Stocks close lower as rate fears return
NEW YORK » Stocks closed mostly lower yesterday on resurgent fears of rising interest rates. Investors sold as bond yields remained high, government data showed wages rising and a Federal Reserve official warned more interest rate hikes may be needed.
Wall Street was nervously watching the Treasury market after yields surged Monday to their strongest level since June 2004, pushed up by investor worries about inflation in the United States and rising interest rates in Japan and Europe. The yield on the 10-year Treasury note Tuesday fell to 4.73 percent from 4.74 percent late Monday.
Rising interest rates would not only make loans to consumers and businesses more expensive, they could also make bonds a more attractive investment than stocks.
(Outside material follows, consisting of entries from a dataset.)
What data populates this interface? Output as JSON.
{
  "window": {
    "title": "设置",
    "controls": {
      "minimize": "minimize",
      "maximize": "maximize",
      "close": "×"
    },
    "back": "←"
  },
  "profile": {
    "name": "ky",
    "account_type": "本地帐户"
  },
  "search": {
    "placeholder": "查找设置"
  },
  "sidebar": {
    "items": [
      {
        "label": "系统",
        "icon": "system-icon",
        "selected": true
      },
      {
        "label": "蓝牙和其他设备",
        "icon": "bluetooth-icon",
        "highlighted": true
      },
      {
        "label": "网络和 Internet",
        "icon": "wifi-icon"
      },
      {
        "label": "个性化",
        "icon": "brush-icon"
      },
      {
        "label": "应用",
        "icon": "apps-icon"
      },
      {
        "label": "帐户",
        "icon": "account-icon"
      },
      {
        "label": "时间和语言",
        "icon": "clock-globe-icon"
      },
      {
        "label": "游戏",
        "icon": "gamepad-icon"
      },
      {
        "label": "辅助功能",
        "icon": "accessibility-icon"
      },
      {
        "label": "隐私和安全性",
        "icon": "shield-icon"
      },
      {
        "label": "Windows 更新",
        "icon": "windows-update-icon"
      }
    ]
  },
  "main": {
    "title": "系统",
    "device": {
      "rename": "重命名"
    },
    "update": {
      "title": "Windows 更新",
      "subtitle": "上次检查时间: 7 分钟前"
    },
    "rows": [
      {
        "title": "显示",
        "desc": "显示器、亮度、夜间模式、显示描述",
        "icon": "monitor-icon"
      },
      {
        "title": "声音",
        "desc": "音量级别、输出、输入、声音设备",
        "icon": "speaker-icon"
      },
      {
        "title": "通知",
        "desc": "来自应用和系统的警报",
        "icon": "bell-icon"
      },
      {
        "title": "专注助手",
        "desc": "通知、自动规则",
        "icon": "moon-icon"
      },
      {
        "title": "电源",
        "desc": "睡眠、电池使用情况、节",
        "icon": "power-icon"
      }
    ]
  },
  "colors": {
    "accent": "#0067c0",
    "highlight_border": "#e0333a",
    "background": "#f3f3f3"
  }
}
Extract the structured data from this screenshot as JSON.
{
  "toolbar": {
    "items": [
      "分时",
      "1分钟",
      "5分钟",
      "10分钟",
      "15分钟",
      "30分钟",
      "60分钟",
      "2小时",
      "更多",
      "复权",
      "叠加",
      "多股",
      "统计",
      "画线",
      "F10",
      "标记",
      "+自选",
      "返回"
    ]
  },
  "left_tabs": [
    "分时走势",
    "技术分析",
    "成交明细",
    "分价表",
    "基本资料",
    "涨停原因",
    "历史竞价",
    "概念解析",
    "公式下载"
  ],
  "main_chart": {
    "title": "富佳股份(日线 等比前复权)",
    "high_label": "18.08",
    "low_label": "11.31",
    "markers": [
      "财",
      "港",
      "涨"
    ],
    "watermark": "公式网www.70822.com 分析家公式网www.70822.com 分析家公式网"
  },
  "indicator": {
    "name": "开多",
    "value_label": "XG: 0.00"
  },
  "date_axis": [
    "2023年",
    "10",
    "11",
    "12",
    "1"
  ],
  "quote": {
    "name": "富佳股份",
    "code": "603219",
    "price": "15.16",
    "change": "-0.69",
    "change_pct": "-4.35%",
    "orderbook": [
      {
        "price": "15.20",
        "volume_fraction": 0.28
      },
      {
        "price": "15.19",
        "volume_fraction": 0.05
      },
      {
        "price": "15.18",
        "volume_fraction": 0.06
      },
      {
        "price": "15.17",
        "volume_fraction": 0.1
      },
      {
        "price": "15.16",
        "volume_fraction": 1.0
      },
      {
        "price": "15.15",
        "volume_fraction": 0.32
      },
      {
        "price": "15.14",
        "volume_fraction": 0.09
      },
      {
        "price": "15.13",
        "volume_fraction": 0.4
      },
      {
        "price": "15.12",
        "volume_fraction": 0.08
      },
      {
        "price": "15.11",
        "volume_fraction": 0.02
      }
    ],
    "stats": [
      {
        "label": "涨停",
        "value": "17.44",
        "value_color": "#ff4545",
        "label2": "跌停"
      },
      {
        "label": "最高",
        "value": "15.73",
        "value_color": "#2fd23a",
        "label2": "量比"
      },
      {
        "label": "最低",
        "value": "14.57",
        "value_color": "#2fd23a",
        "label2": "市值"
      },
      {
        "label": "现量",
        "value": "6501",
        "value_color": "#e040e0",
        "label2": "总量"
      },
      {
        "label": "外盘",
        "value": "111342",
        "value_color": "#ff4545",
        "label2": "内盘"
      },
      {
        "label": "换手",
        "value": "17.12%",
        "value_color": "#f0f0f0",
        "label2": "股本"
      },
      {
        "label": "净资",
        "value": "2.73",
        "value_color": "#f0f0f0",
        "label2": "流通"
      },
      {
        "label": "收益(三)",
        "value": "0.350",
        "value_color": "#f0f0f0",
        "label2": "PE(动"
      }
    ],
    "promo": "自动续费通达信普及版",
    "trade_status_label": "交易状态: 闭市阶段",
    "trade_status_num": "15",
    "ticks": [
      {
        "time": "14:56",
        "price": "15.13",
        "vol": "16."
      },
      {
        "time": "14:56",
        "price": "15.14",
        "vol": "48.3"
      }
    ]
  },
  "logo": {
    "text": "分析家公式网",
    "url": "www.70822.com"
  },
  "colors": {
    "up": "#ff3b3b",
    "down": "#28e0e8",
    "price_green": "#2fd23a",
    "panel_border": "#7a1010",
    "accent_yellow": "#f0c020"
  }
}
"It seems like the stock market is finally recognizing what happened to the bond market," said Frank Gannon, senior equity portfolio manager, AIG SunAmerica Mutual Funds.
The Dow Jones industrial average rose 22.10, or 0.2 percent, to 10,980.69. The 30-stock index gained as companies such as Honeywell International Inc. and Procter & Gamble Co. rose. The Dow Jones industrial average fell 63.00, or 0.57 percent, on Monday.
Broader stock indicators were lower. The Standard & Poor's 500 index fell 2.38, or 0.19 percent, to 1,275.88, and the Nasdaq composite index fell 17.65, or 0.77 percent, to 2,268.38.
Declining issues led advancers by nearly 3 to 1 on the New York Stock Exchange.
In economic news, wage pressures accelerated at the fastest pace in a year, according to Labor Department data, intensifying inflation concerns. Revised figures from the Labor Department showed the efficiency of American workers declined in the final three months of 2005, the first time that has happened in more than four years.
Analysts said investors were also spooked by a hawkish interview with St. Louis Fed President William Poole, published by the Reuters news service. "Should we get the data in coming months that are consistently strong, particularly if there are substantial upside surprises, then that says we're going to have to step a little harder on the brake," he said. Poole is not a voting member of the policy-making Federal Open Markets Committee this year.
Poole's comments and a Lehman Brothers forecast of 5.5 percent federal funds rates, up from the current rate of 4.5 percent, has convinced Wall Street that interest rates are going higher than investors had hoped.